I try to focus on the fact that I had two-and-a-half years at Milton, which was fantastic, and I will make sure that I stay close to the friends I’ve made. Obviously, I’ve never been through anything like this before. It’s an experience I’ll never forget and one I’m sure I will take with me into the future, knowing that nothing is really guaranteed and just how lucky I’ve been.

Kendelle Grubbs
Hometown: Atlanta, Georgia
Next: Vanderbilt University

Like all things, my time at Milton has come to an end. The end-of-year, senior-focused events that seemed so distant when I was a freshman are now coming to a close, with Graduation just a couple of days away. Now it seems that all I have left is to reflect and say good-bye.

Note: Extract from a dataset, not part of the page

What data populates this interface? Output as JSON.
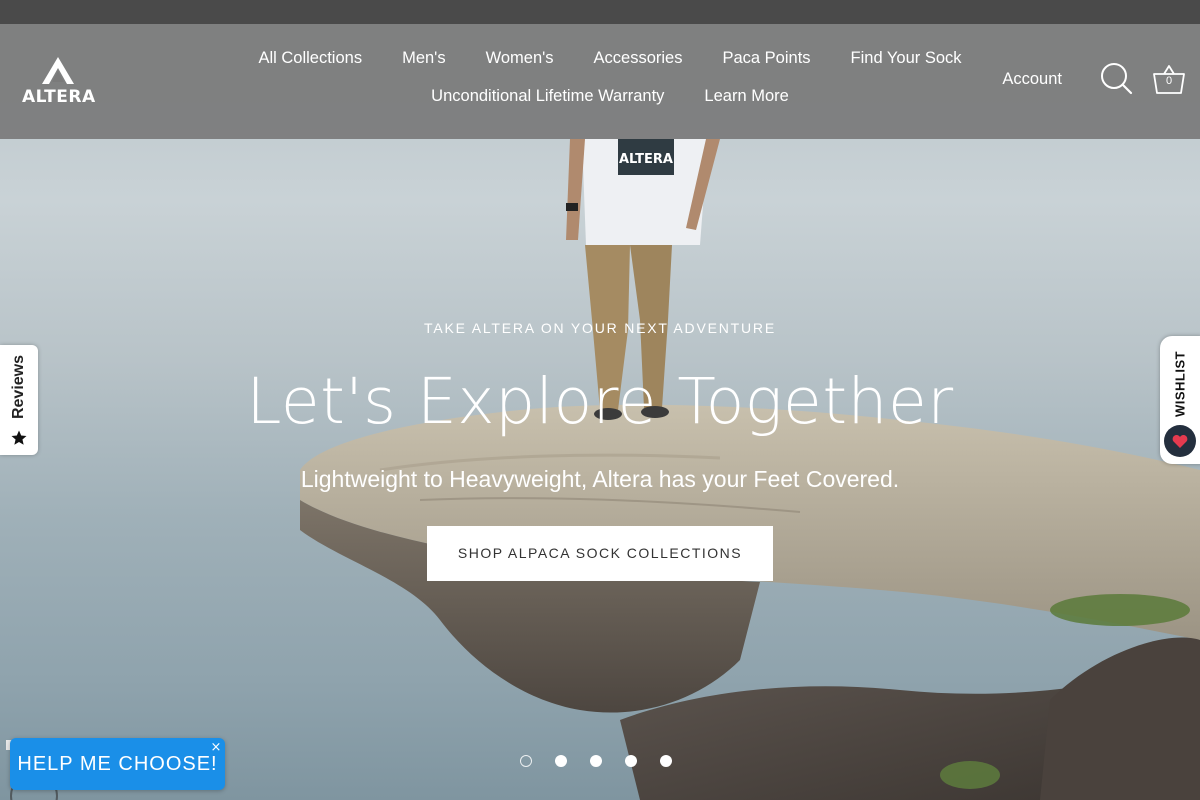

Boarding school and Milton are not for everyone, and it’s sad when you have to see your classmates leave because of that. But, thankfully, Milton was for me. Here we’re allowed to grow. We’re given opportunities to make our own choices and pathways that other schools would never allow. What school allows its students to so vocally criticize their administration when they deem something unjust or unfit? A good one.

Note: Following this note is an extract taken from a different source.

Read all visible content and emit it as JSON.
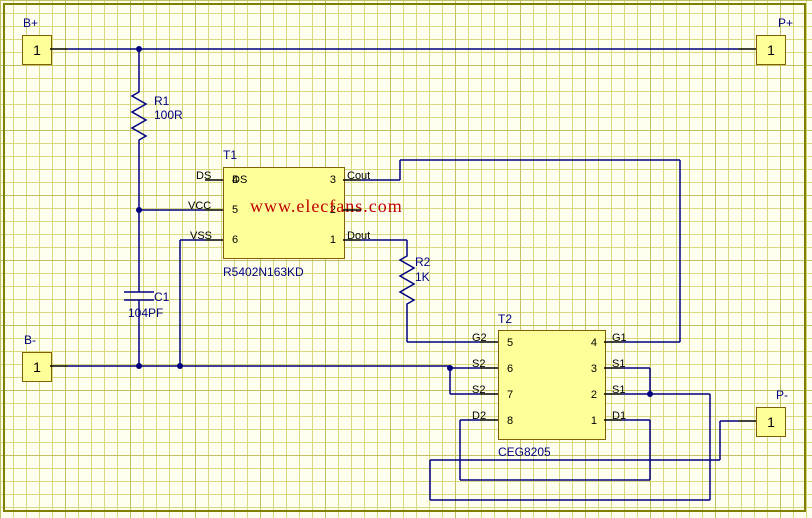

Milton does not stifle our voices. And for that I am grateful. I don’t know what kind of person I would be if I hadn’t gone here. I, for one, don’t think I’d be a leader. Milton has an abundance of student leadership positions (some might say a bit too many) because it fosters a sense of fighting for what you want. Once you take that first leap into the deep end of your own passion, you realize that the world contains more possibilities than you previously imagined.

I don’t know where my future will take me when the last name is called at Graduation, but I know that I have something to strive for and fight for. A little piece of Milton will always be with me in the form of that passion and leadership Milton burrowed in my heart. I’m sad to leave, but I know that Milton has prepared me for greater things to come.

Abi Borggaard
Hometown: Marblehead, Mass.
Next: Tulane University

For me, the hardest part of finishing senior year at home was missing my final sports season at Milton. After looking forward to finishing our high school sports careers, it felt like the season was taken out from under us. Although we couldn’t spend time with our friends on the Quad, we did find ways to keep in touch. We had weekly Zoom calls with our sports teams, and we had group FaceTimes with friends. Some people even started sending letters to their friends or teachers. Although finishing high school this way would definitely not be anyone’s first choice, it did allow us to look back and appreciate what we had as a class at Milton. Because we did not get our final days on campus, we have learned to treasure great moments with friends.

MAKING A DIFFERENCE

The curiosity to ask why and the courage to speak out are qualities that lead to innovation and change. The individuals featured in this issue embody these qualities. Through their questioning, leadership, and willingness to share their views, they are making a difference–in their professions and in the world.